Vt. Senators Say Boost Treatment to Cut Prison Costs
Its about time this policy was implemented.
Increased community-based addiction treatment could help trim growing prison expenses in Vermont, according to a group of four Democratic members of the Vermont Senate.
The Vermont Press Bureau reported Jan. 17 that the lawmakers unveiled a plan to close down a prison in Waterbury, convert another to a women’s-only facility, and use a third as a program for offenders with alcohol and other drug problems. The broader overhaul of the state’s prison system would emphasize providing treatment to addicted offenders in community settings rather than sending them to state prisons.
“We really need to reserve our prisons’ beds for the violent offenders that we all agree need to be locked up,” said Sen. Richard Sears (D-Bennington) chairman of the Senate Judiciary Committee.
The budget of the Vermont Department of Corrections grew 94 percent between 2000 and 2007, and at current rates the prison population is projected to grow 23 percent over the next decade.

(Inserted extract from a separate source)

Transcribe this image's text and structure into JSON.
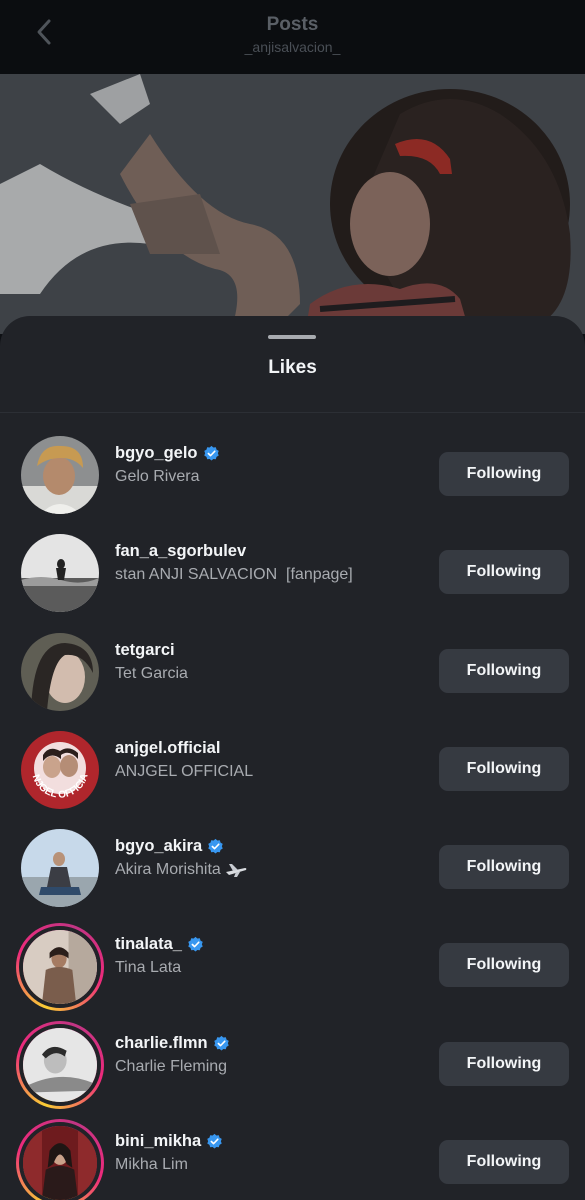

The lawmakers’ plan to invest in addiction treatment would cost $2.7 million but save $5 to $6 million annually, they said. Vermont Corrections Commissioner Robert Hofmann said the plan was “very close to one of the proposals” the department itself has recently made.
“I think there is a strong consensus among lawmakers and other stakeholders that these recommendations are reasonable,” Hofmann said. “Some have more cost savings than others, but all the options on the table may be viable in some way.”